What you return must match the records below exactly, down to each character.

════

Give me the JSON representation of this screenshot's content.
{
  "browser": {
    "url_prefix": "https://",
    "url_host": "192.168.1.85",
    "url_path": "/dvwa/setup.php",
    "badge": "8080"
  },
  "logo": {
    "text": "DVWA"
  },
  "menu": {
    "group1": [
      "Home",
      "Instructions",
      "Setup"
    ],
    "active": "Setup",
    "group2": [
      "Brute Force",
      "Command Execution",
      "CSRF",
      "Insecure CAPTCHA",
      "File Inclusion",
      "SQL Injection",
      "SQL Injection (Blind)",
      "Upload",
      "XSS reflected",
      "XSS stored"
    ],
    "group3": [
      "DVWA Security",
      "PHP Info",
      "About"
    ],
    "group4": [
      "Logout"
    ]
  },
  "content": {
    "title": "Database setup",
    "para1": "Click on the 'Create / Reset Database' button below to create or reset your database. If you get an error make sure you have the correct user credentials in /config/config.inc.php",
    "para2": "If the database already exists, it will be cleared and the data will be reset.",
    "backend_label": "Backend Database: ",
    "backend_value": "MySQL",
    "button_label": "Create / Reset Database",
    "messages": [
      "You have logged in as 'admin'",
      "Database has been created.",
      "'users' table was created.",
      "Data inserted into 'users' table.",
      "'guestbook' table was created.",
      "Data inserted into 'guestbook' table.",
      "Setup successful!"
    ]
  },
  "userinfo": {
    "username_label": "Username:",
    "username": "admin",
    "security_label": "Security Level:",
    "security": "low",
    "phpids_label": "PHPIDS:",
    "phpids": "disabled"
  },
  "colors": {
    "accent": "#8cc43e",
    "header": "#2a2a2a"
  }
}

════

## REPLY
Give me the JSON representation of this screenshot's content.
{
  "browser": {
    "url_prefix": "https://",
    "url_host": "192.168.1.85",
    "url_path": "/dvwa/setup.php",
    "badge": "8080"
  },
  "logo": {
    "text": "DVWA"
  },
  "menu": {
    "group1": [
      "Home",
      "Instructions",
      "Setup"
    ],
    "active": "Setup",
    "group2": [
      "Brute Force",
      "Command Execution",
      "CSRF",
      "Insecure CAPTCHA",
      "File Inclusion",
      "SQL Injection",
      "SQL Injection (Blind)",
      "Upload",
      "XSS reflected",
      "XSS stored"
    ],
    "group3": [
      "DVWA Security",
      "PHP Info",
      "About"
    ],
    "group4": [
      "Logout"
    ]
  },
  "content": {
    "title": "Database setup",
    "para1": "Click on the 'Create / Reset Database' button below to create or reset your database. If you get an error make sure you have the correct user credentials in /config/config.inc.php",
    "para2": "If the database already exists, it will be cleared and the data will be reset.",
    "backend_label": "Backend Database: ",
    "backend_value": "MySQL",
    "button_label": "Create / Reset Database",
    "messages": [
      "You have logged in as 'admin'",
      "Database has been created.",
      "'users' table was created.",
      "Data inserted into 'users' table.",
      "'guestbook' table was created.",
      "Data inserted into 'guestbook' table.",
      "Setup successful!"
    ]
  },
  "userinfo": {
    "username_label": "Username:",
    "username": "admin",
    "security_label": "Security Level:",
    "security": "low",
    "phpids_label": "PHPIDS:",
    "phpids": "disabled"
  },
  "colors": {
    "accent": "#8cc43e",
    "header": "#2a2a2a"
  }
}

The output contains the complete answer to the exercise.